Most folks are not too familiar with the Rear Curtain synchronization setting on their digital cameras. I suspect that those who know about it don't use it very often, if ever.
Conventional wisdom dictates that we keep our synchronization at Rear Curtain. The reason is simple. If we want to show movement "blur", we can do so by having the speedlight fire just as the rear curtain of the shutter closes. This is so the flash will light subject at the end of its journey and not at the beginning. Rear curtain synchronization leaves the blur "trail" behind the moving subject for a more believable image.
I had a case where this worked against me. I was photographing at Vault 164 in San Mateo during a fundraising dinner for the Police Athletic League. I wanted to photograph the two owners flanking the Chief of Police wiin front of a decorative shadow box that covered a back wall. The wall's insets were illuminated with accent lights, highlighting some of the gears and shafts recovered from the vault door (the restaurant used to be a bank).
First, I made a photograph of the background using available light. This would be my base exposure. the first shot was taken with a flash white balance, the second with a tungsten setting. Final setting was 1/10 of a second at F5.0. I was using a D300 and a Tokina 11-17mm lens at ISO 1600.
I then attached a Full CTO gel to an SB-800 in the remote mode with a Lumiquest Softbox III and put it on a monopod about 3 feet above the lens axis. I had an on-camera SB-800, directed at the ceiling, to give an overall lift to the exposure. I used a small piece of black cardboard on the flash head to prevent any direct light from spilling onto the subject's faces. Both the on-camera and off-camera flashes were set to TTL with no exposure compensation. I really didn't have time to mess with any settings, as it was getting crowded and noisy, so camera adjustments and verbal directions were getting difficult to execute. I suggested that the two owners point out some of the architectural details of the converted bank, and I will say the restaurant was beautifully done.

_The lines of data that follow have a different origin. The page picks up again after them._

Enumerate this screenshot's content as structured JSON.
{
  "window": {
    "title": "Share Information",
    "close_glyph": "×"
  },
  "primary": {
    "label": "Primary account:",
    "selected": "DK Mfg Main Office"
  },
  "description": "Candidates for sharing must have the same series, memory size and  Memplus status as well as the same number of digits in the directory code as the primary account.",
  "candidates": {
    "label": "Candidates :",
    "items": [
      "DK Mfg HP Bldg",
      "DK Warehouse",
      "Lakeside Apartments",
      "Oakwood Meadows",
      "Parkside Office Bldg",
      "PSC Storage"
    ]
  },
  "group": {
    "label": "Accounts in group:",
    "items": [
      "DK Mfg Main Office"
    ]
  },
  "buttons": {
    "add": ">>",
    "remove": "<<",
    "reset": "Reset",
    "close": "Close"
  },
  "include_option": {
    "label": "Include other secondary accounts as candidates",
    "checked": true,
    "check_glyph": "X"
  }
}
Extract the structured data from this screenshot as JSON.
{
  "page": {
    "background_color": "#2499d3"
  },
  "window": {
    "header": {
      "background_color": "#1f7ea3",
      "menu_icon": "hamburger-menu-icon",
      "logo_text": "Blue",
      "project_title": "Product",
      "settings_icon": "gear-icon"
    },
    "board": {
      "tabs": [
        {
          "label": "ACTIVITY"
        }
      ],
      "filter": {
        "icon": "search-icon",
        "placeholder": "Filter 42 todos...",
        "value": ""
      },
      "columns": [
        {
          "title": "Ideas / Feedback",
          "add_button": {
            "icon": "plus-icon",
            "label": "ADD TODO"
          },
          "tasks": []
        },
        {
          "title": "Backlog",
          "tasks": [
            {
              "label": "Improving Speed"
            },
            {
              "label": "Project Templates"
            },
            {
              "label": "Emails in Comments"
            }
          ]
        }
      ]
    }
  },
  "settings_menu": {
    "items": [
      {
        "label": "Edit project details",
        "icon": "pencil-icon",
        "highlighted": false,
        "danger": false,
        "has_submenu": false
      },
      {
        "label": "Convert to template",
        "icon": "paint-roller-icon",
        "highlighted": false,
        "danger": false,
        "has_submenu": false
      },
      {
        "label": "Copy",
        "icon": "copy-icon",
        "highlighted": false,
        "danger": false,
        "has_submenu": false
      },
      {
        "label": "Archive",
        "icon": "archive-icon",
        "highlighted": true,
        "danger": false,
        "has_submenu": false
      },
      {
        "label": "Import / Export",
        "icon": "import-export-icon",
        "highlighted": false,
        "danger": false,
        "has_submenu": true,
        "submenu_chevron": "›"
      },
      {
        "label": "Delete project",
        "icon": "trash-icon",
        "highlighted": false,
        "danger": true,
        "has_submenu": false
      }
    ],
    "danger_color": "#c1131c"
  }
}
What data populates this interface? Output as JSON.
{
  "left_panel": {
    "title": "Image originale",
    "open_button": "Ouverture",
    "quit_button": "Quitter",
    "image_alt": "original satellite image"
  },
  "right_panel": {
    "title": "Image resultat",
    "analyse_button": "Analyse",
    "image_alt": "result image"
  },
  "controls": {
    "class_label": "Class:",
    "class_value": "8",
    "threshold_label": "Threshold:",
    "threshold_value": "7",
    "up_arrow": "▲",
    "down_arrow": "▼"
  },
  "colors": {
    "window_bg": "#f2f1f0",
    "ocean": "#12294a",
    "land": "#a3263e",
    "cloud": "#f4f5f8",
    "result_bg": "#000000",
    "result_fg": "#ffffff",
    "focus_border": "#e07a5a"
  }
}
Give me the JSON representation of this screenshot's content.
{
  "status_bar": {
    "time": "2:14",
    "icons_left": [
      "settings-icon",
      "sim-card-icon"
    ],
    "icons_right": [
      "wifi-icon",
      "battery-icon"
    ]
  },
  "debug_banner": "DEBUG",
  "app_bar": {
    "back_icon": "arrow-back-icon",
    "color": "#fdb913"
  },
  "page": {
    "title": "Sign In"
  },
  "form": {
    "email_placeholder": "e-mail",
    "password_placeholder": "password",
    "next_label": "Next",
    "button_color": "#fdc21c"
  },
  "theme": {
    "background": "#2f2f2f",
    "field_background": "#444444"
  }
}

Now here's the one time when rear curtain synchronization was a definite drawback. The monitor preflash, the signal provided by the on-camera commander speedlight to instruct to remote units, happened while the mirror was in the down position. This allowed me to get a glimpse of how the final photo would look. But when the actual exposure was made, it came 1/10 of a second after my preview, so the shots I thought were well timed were noticeably "late". The room was dark enough so the subjects were only lit by the speedlight at an effective exposure of 1/1000 of a second, or shorter. The background is pretty sharp, considering the length of the exposure.
It took 5 minutes and 17 exposures to get one acceptable shot (#10 of the series). After each shot I "chimped" it, and found something wanting in those first 9. The last seven were attempts to cleanup the poses, but in end this was the best of the batch. I am glad I planned to get this shot early in the evening so I could leave the guests alone to enjoy the party.
Looking forward, the rear curtain synchronization setting could cause problems with longer exposures where the subject isn't moving. If the subject sees the preflash, they'll assume the photo has already been made, and that they can relax. This could result in some subject movment at the back end of the exposure. But if I instruct the subject to remain still after the initial flash has gone off, they know, hopefully, to hold still a while longer. Since I've got some night shots coming up, I shall test this theory to the utmost.